Even though most of the world has turned its back on the death penalty, some countries continue to impose capital punishment for acts like having consensual sexual relations outside marriage, opposing the government, offending religion and even drinking alcohol.

This is despite international law barring states from handing out death sentences for any of these crimes.

Here’s a list of some “crimes” that, in some parts of the world, can get you killed.

Iran's Sakineh Mohammadi-Ashtiani was sentenced to death by stoning for adultery (Photo Credit: Etienne Laurent/AFP/Getty Images).

Iran’s Sakineh Mohammadi-Ashtiani was sentenced to death by stoning for adultery (Photo Credit: Etienne Laurent/AFP/Getty Images).

1.        Consensual Sexual Relations Outside Marriage
In Sudan, two women, Intisar Sharif Abdallah and Layla Ibrahim Issa Jumul, were sentenced to death by stoning on charges of “adultery while married” in separate cases in May and July 2012. In both cases, the women were sentenced after unfair trials involving forced “confessions.” The sentences were subsequently overturned on appeal, and both women were released.

In Iran at least 10 individuals, mainly women, remain on death row having been sentenced to stoning for the crime of “adultery while married.”


Mother to be stoned to death in Iran

UPDATE:  Iran halted death by stoning for Ashtiani.  However she could still face the death penalty.  Please take action to stop the execution.

On June 30, Amnesty  reported that Sakineh Mohammadi Ashtiani, an Iranian mother of two, could be stoned to death at any moment.

Her crime?  Adultery.

While extreme cases of adultery in the US turn into tabloid fodder, Iran’s penal code prescribes execution by stoning as the penalty for adultery by married persons.

Ashtiani was convicted after confessing in 2006.  Human rights lawyer, Mohammad Mostafaei, however, said Thursday that her confession was coerced; Ashtiani only confessed after suffering 99 lashes.  And though Ashtiani has since retracted her confession, Iran’s supreme court upheld the conviction in 2007.

Amnesty International reported in 2008 that the majority of those sentenced to death by stoning are women.

Mina Ahadi, head of the International Committee Against Stoning and the Death Penalty, believes that pressure from groups like Amnesty International is the only likely way to save Ashtiani.

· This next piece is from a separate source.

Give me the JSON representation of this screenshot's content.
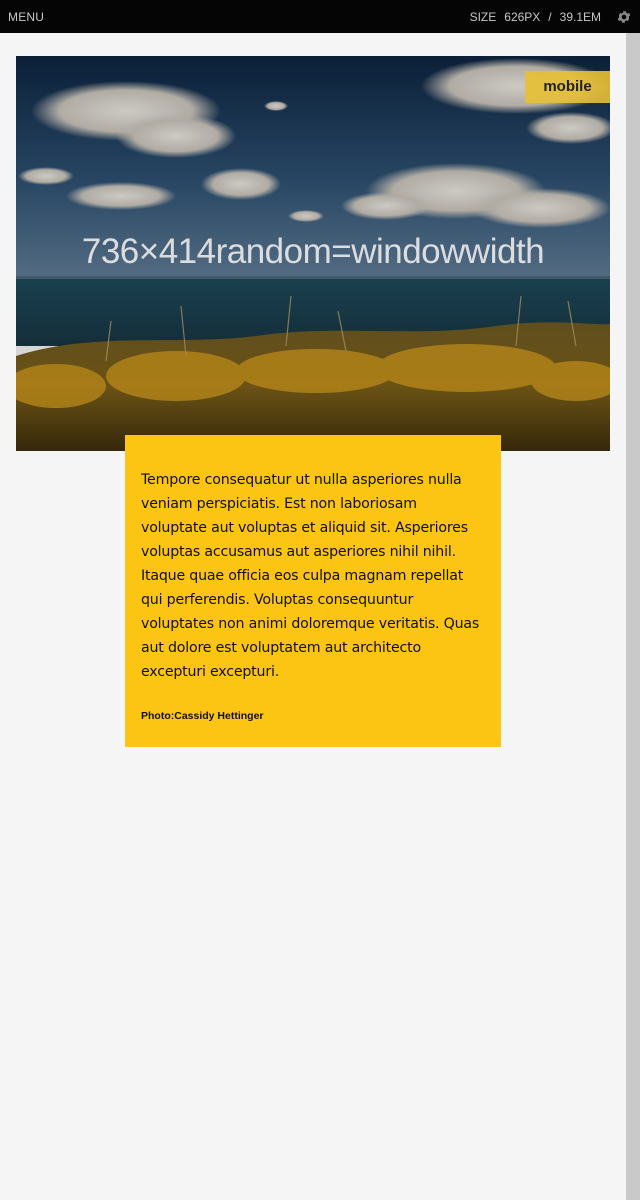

On Wednesday, Amnesty International made a new call to the Iranian government to immediately halt all executions and put a halt on all death sentences.  According to Amnesty, Iran has issued 126 executions so far in 2010.

In 2007, in reaction to another stoning case in Iran, Amnesty International UK Director, Kate Allen, said, “To execute anyone by stoning is barbaric and disgraceful; to execute a woman for adultery in this cruel way simply beggars belief… Iran should abolish the sentence of stoning once and for all.

Of course, Amnesty International opposes the death penalty in all cases.  Execution by stoning, however, is particularly cruel, because according to Iranian penal code, it is specifically designed to increase the victim’s suffering since the stones are deliberately chosen to be large enough to cause pain, but not so large as to kill the victim immediately.